• What you should do: Among the entries below, how many lines have the string "JSON" in them? Only the number should be given.

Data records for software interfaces
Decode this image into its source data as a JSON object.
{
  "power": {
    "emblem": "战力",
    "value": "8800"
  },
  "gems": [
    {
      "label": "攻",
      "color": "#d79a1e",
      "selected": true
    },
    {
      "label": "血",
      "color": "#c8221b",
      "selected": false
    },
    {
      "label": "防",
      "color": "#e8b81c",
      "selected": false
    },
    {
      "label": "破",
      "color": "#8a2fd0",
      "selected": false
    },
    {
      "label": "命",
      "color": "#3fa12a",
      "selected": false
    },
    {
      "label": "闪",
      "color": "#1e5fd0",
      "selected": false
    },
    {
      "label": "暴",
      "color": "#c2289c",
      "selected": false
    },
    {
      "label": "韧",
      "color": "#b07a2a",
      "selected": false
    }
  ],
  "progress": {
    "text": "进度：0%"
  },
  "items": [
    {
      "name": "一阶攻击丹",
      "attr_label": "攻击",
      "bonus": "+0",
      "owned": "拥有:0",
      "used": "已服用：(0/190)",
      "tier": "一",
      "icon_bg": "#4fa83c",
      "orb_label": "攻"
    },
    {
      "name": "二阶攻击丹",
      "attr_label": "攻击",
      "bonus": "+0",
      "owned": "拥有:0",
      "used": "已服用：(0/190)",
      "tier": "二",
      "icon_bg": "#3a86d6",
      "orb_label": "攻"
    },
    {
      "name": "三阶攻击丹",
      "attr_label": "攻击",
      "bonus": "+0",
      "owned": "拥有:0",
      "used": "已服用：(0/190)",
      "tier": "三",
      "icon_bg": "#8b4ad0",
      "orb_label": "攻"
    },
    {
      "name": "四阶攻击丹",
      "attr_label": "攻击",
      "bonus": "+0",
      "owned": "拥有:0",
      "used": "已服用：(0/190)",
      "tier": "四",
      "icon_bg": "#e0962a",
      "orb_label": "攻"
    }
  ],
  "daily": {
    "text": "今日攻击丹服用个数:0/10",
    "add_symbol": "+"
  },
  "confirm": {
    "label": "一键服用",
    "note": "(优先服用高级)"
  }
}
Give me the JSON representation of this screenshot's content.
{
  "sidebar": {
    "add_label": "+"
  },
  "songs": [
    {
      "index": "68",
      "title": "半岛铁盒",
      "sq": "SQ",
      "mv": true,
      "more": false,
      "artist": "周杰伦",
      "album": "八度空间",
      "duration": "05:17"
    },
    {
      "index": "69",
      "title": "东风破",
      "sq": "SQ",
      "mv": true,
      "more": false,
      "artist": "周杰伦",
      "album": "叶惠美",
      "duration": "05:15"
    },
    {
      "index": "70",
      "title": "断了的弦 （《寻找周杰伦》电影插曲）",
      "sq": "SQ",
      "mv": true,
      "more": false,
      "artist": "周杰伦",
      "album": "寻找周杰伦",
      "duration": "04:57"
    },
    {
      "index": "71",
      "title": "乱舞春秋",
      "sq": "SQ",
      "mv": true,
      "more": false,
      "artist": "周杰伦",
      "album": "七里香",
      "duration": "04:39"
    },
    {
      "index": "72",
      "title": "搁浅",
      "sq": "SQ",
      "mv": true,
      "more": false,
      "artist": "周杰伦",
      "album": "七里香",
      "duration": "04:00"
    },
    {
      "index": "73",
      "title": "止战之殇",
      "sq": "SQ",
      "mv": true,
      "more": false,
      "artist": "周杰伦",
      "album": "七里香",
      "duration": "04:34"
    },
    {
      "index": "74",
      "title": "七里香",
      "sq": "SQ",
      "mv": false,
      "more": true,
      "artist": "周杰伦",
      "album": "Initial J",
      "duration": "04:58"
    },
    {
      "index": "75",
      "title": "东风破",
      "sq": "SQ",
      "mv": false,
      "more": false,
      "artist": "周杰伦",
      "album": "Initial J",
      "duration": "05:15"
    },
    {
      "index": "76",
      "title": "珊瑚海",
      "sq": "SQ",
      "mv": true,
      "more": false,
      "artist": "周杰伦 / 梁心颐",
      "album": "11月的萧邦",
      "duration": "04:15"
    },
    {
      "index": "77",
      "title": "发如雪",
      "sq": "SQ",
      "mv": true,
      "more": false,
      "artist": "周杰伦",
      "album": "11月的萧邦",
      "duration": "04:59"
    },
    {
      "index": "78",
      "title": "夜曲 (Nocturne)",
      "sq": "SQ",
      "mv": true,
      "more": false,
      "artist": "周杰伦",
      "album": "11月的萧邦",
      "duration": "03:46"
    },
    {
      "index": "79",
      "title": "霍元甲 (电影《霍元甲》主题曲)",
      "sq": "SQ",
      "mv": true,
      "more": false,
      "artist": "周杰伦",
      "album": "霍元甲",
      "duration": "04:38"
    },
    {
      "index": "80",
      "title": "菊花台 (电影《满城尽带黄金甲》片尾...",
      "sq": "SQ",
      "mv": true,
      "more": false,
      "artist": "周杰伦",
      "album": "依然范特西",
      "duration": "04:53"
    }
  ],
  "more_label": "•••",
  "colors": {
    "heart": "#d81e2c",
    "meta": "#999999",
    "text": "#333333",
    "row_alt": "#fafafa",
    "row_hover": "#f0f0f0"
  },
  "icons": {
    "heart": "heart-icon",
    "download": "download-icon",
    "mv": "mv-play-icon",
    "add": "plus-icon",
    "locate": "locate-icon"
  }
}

• Expected answer: 2